The Center for Science in the Public Interest seemed to have a representative on nearly every panel discussion. They called for lawsuits against breakfast cereal marketing firms that target children and complained that we in America do not have the “luxury” of a National Animal Identification System. Of course, no mention of nutrients in food by these folks either.
As for real foods like butter, eggs and whole milk, these are not a part of the food policy vocabulary. They are no longer the topic of debate because it is simply assumed that these foods are unhealthy. Raw milk of course is just dangerous–no further discussion permitted. If the broad-spectrum, standardized food policy that these folks want is to be effective in improving the health of America’s children, shouldn’t it focus on counting nutrients instead of calories? The advantages of real food become apparent with real science. But as long as the system continues to operate under a regime of fabricated science, we will continue to be indoctrinated with fabricated food.
Matthew Rales is a recent graduate of Middlebury College in Vermont with a BA in Environmental Studies and Literature. He recently completed an internship with the Weston A. Price Foundation and is currently working as an intern at Joel Salatin’s grass-based Polyface Farm.

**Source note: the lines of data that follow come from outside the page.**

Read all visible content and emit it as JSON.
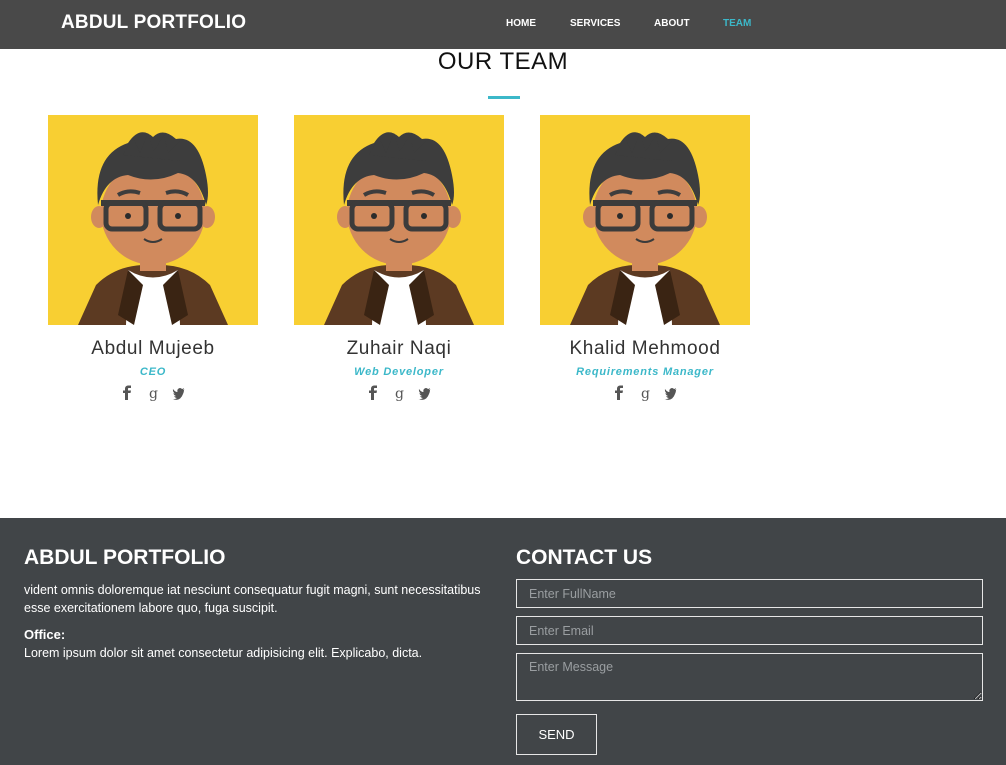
{
  "navbar": {
    "brand": "ABDUL PORTFOLIO",
    "links": [
      {
        "label": "HOME",
        "active": false
      },
      {
        "label": "SERVICES",
        "active": false
      },
      {
        "label": "ABOUT",
        "active": false
      },
      {
        "label": "TEAM",
        "active": true
      }
    ]
  },
  "team": {
    "title": "OUR TEAM",
    "members": [
      {
        "name": "Abdul Mujeeb",
        "role": "CEO",
        "socials": [
          "facebook-icon",
          "google-plus-icon",
          "twitter-icon"
        ]
      },
      {
        "name": "Zuhair Naqi",
        "role": "Web Developer",
        "socials": [
          "facebook-icon",
          "google-plus-icon",
          "twitter-icon"
        ]
      },
      {
        "name": "Khalid Mehmood",
        "role": "Requirements Manager",
        "socials": [
          "facebook-icon",
          "google-plus-icon",
          "twitter-icon"
        ]
      }
    ]
  },
  "footer": {
    "brand": "ABDUL PORTFOLIO",
    "text": "vident omnis doloremque iat nesciunt consequatur fugit magni, sunt necessitatibus esse exercitationem labore quo, fuga suscipit.",
    "office_label": "Office:",
    "office_text": "Lorem ipsum dolor sit amet consectetur adipisicing elit. Explicabo, dicta."
  },
  "contact": {
    "title": "CONTACT US",
    "name_placeholder": "Enter FullName",
    "email_placeholder": "Enter Email",
    "message_placeholder": "Enter Message",
    "send_label": "SEND"
  },
  "colors": {
    "navbar_bg": "#494949",
    "accent": "#3cb8c9",
    "footer_bg": "#414548",
    "avatar_bg": "#f8cf32"
  }
}
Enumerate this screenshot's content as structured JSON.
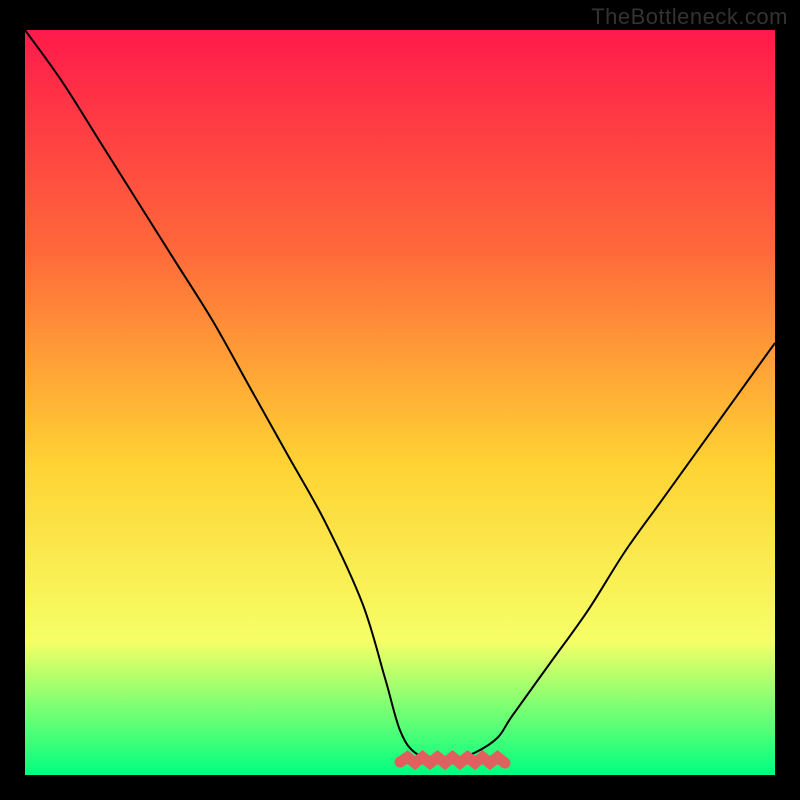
{
  "watermark": "TheBottleneck.com",
  "colors": {
    "background": "#000000",
    "gradient_top": "#ff1a4b",
    "gradient_upper_mid": "#ff6a3a",
    "gradient_mid": "#ffd233",
    "gradient_lower_mid": "#f6ff66",
    "gradient_bottom": "#00ff80",
    "curve": "#000000",
    "highlight": "#e06060"
  },
  "chart_data": {
    "type": "line",
    "title": "",
    "xlabel": "",
    "ylabel": "",
    "xlim": [
      0,
      100
    ],
    "ylim": [
      0,
      100
    ],
    "series": [
      {
        "name": "bottleneck-curve",
        "x": [
          0,
          5,
          10,
          15,
          20,
          25,
          30,
          35,
          40,
          45,
          48,
          50,
          52,
          55,
          57,
          60,
          63,
          65,
          70,
          75,
          80,
          85,
          90,
          95,
          100
        ],
        "values": [
          100,
          93,
          85,
          77,
          69,
          61,
          52,
          43,
          34,
          23,
          13,
          6,
          3,
          2,
          2,
          3,
          5,
          8,
          15,
          22,
          30,
          37,
          44,
          51,
          58
        ]
      }
    ],
    "highlight_region": {
      "name": "optimal-range",
      "x_start": 50,
      "x_end": 64,
      "y": 2
    },
    "annotations": []
  }
}
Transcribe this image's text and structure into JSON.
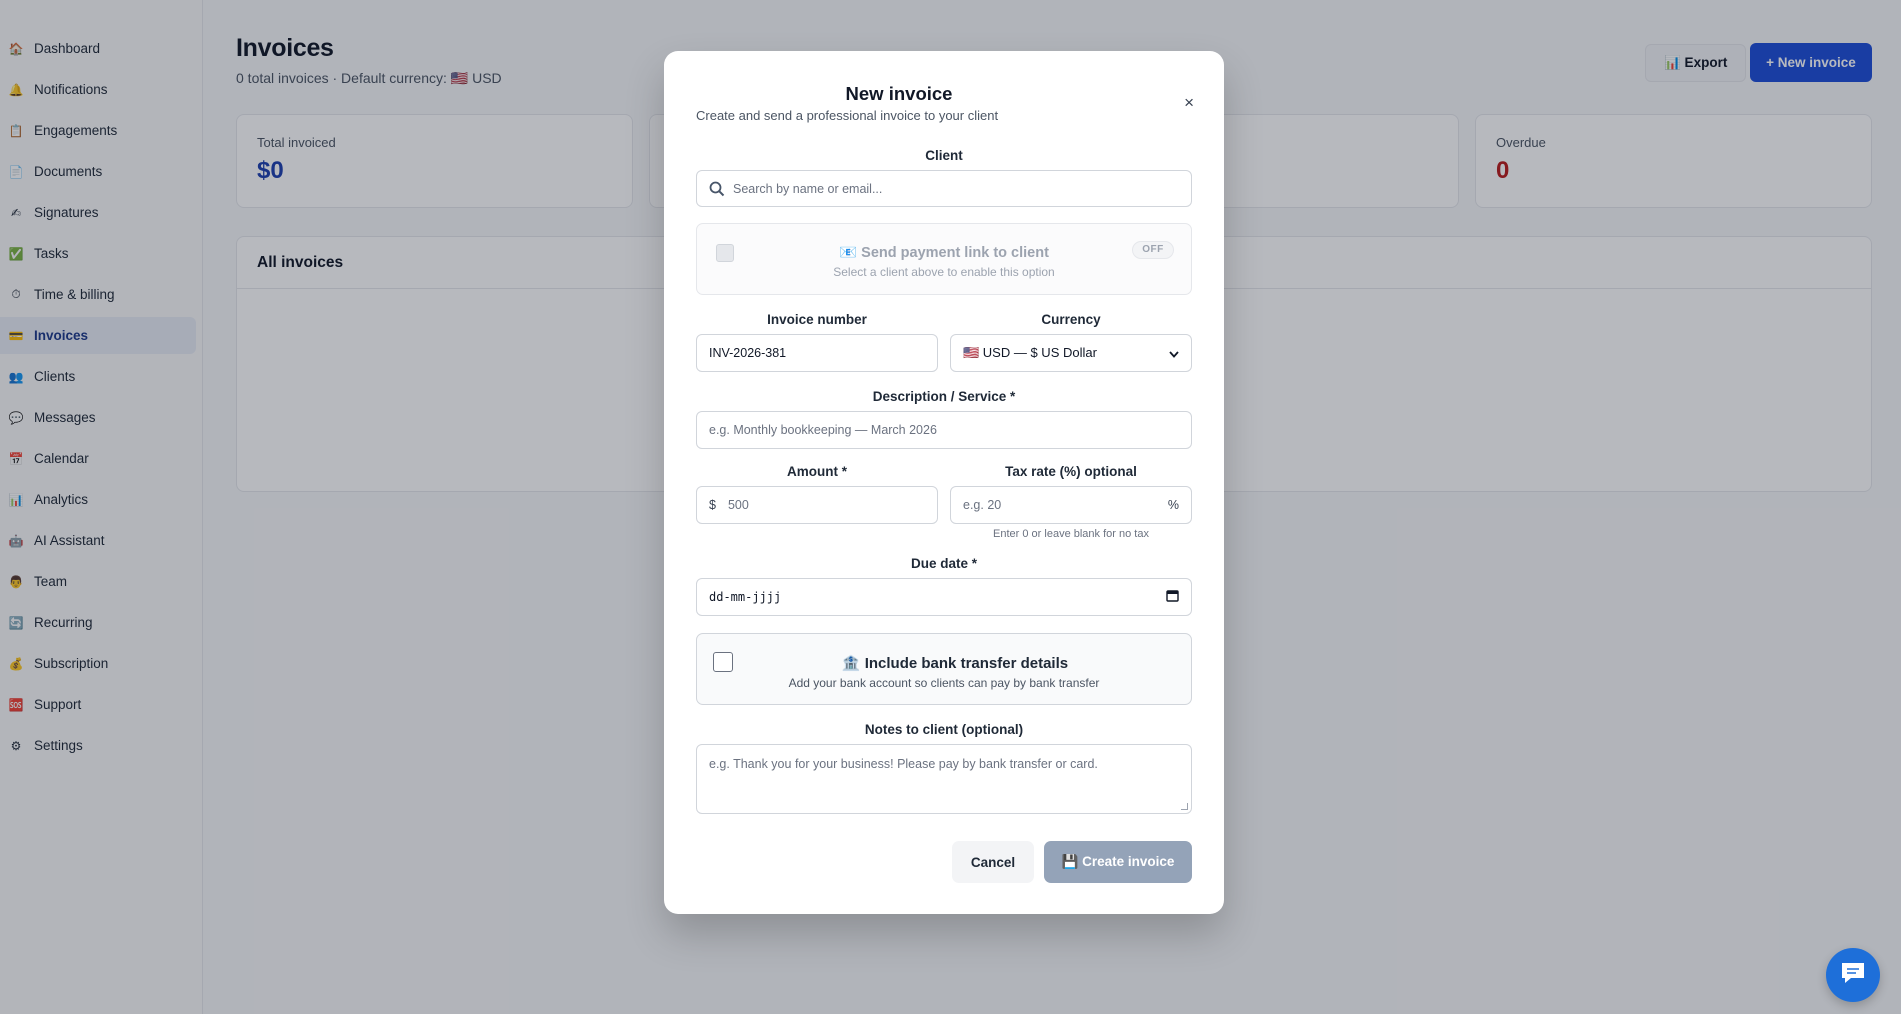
{
  "sidebar": {
    "items": [
      {
        "label": "Dashboard",
        "icon": "🏠"
      },
      {
        "label": "Notifications",
        "icon": "🔔"
      },
      {
        "label": "Engagements",
        "icon": "📋"
      },
      {
        "label": "Documents",
        "icon": "📄"
      },
      {
        "label": "Signatures",
        "icon": "✍"
      },
      {
        "label": "Tasks",
        "icon": "✅"
      },
      {
        "label": "Time & billing",
        "icon": "⏱"
      },
      {
        "label": "Invoices",
        "icon": "💳"
      },
      {
        "label": "Clients",
        "icon": "👥"
      },
      {
        "label": "Messages",
        "icon": "💬"
      },
      {
        "label": "Calendar",
        "icon": "📅"
      },
      {
        "label": "Analytics",
        "icon": "📊"
      },
      {
        "label": "AI Assistant",
        "icon": "🤖"
      },
      {
        "label": "Team",
        "icon": "👨"
      },
      {
        "label": "Recurring",
        "icon": "🔄"
      },
      {
        "label": "Subscription",
        "icon": "💰"
      },
      {
        "label": "Support",
        "icon": "🆘"
      },
      {
        "label": "Settings",
        "icon": "⚙"
      }
    ],
    "active": "Invoices"
  },
  "header": {
    "title": "Invoices",
    "subtitle": "0 total invoices · Default currency: 🇺🇸 USD",
    "export_label": "📊 Export",
    "new_label": "+ New invoice"
  },
  "stats": [
    {
      "label": "Total invoiced",
      "value": "$0",
      "color": "#1e40af"
    },
    {
      "label": "Overdue",
      "value": "0",
      "color": "#b91c1c"
    }
  ],
  "panel": {
    "title": "All invoices"
  },
  "modal": {
    "title": "New invoice",
    "subtitle": "Create and send a professional invoice to your client",
    "close": "×",
    "client_label": "Client",
    "client_placeholder": "Search by name or email...",
    "payment_title": "📧 Send payment link to client",
    "payment_sub": "Select a client above to enable this option",
    "payment_toggle": "OFF",
    "invoice_number_label": "Invoice number",
    "invoice_number_value": "INV-2026-381",
    "currency_label": "Currency",
    "currency_value": "🇺🇸 USD — $ US Dollar",
    "description_label": "Description / Service *",
    "description_placeholder": "e.g. Monthly bookkeeping — March 2026",
    "amount_label": "Amount *",
    "amount_prefix": "$",
    "amount_placeholder": "500",
    "tax_label": "Tax rate (%) optional",
    "tax_placeholder": "e.g. 20",
    "tax_suffix": "%",
    "tax_hint": "Enter 0 or leave blank for no tax",
    "due_label": "Due date *",
    "due_placeholder": "dd-mm-jjjj",
    "bank_title": "🏦 Include bank transfer details",
    "bank_sub": "Add your bank account so clients can pay by bank transfer",
    "notes_label": "Notes to client (optional)",
    "notes_placeholder": "e.g. Thank you for your business! Please pay by bank transfer or card.",
    "cancel_label": "Cancel",
    "create_label": "💾 Create invoice"
  }
}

This article appeared in Wise Traditions in Food, Farming and the Healing Arts, the quarterly magazine of the Weston A. Price Foundation, Winter 2006.